Centre for Research in Education Inclusion and Diversity (CREID)

Evaluation of the Scottish pilot of restorative practices in school settings

Restorative practices refers to a broad cluster of actions and interventions designed to encourage individuals who have infringed school discipline to take responsibility for their actions and make reparation for any damage they have caused. The restorative practices pilot projects funded by the Scottish Executive Education Department represent one strand of the Scottish Executive's range of initiatives to promote Better Behaviour Better Learning in Scottish schools. Others include the Framework for Intervention/Behaviour Coordinator scheme, an approach which is consistent with restorative practices. In the general approach to the improvement of school discipline, there is an emphasis on better inter-agency working, the strengthening of home-school links and an increase in classroom staff. Three local authorities are piloting the use of restorative practices in schools. This research investigates the way in which each local authority is interpreting the concept of restorative practice and its impact on classroom interaction. The researchers are working alongside those responsible for implementing the initiative at local authority and school level throughout the duration of the project.
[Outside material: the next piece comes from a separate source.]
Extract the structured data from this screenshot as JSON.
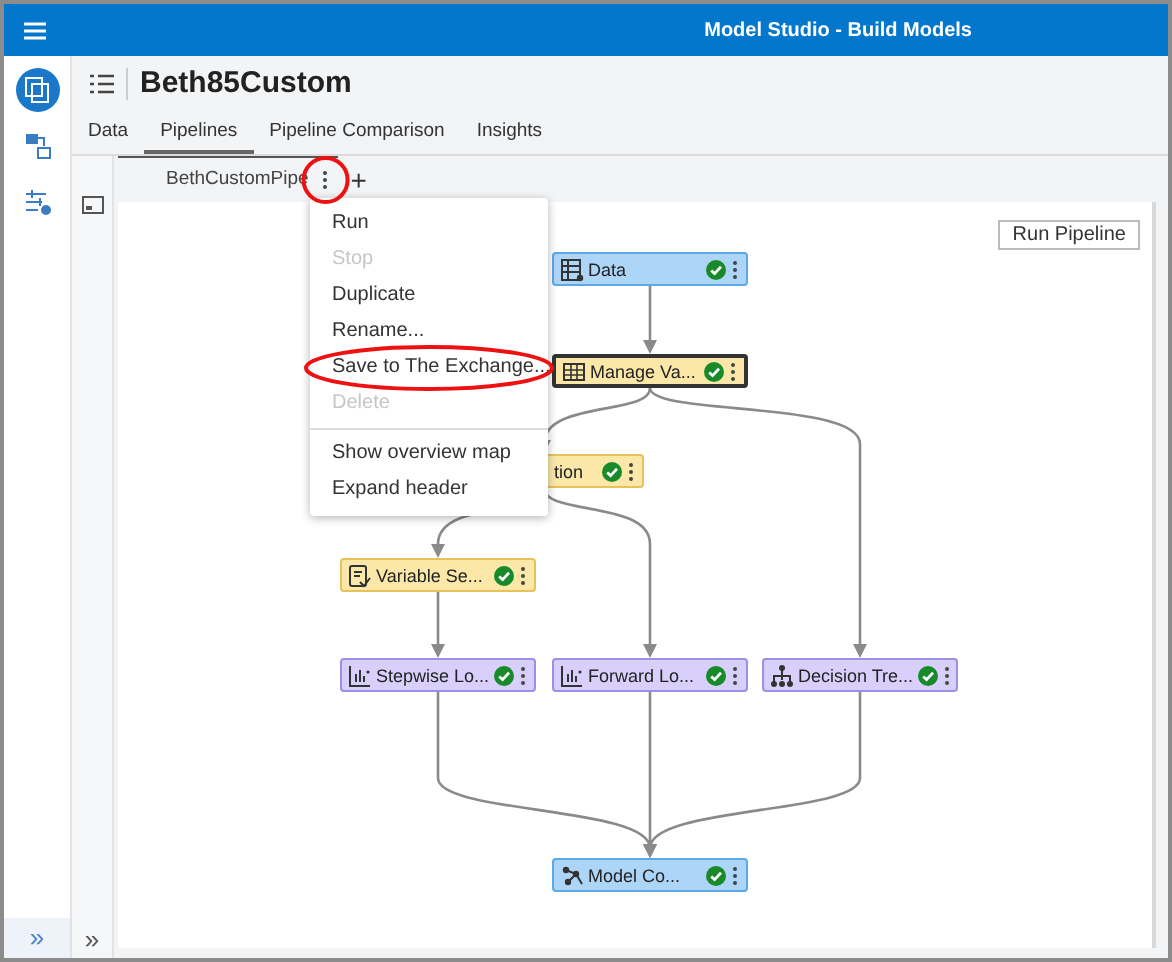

In applying the principles of restorative practices to school discipline, the local authorities and schools aim:

  • to identify the training and support which staff feel is required to enable them to implement the initiatives effectively. It will be necessary to explore the particular training needs of staff working at different levels (e.g. school managers, classroom teachers, guidance staff, classroom assistants, home-school link workers and school support staff)
  • to explore the different situations, contexts and areas of the curriculum where the new approaches are employed
  • to analyse the ways in which different participants (teachers, classroom assistants, pupils, parents) respond to the innovative approaches and the conditions which appear to produce beneficial outcomes
  • to identify the characteristics of schools, staff or others which contribute to positive or negative outcomes
  • to identify the support required from local authorities to promote and support school-level implementation

The complementary aims of the evaluation are the following:

  • to produce a literature review of key UK and North American/Australian texts on restorative practice/justice in school
  • to work collaboratively with staff in the three local authorities to clarify the nature and goals of the pilot initiatives and develop a methodology for the evaluation, in which participants, as well as researchers, play a critical part. It will be important to be clear about how the new initiatives reflect the principles of restorative practice, the precise nature of the innovation in each case and how these differ across authorities
  • to use a range of measures, including school self-evaluation, to monitor the impact of the initiative over time


Education Department

Project team

Dr Gwynedd Lloyd, University of Edinburgh

Professor Sheila Riddell, University of Edinburgh

Professor Gillean McCluskey, University of Edinburgh

Jean Kane, University of Glasgow

Start date 2004
End date 2006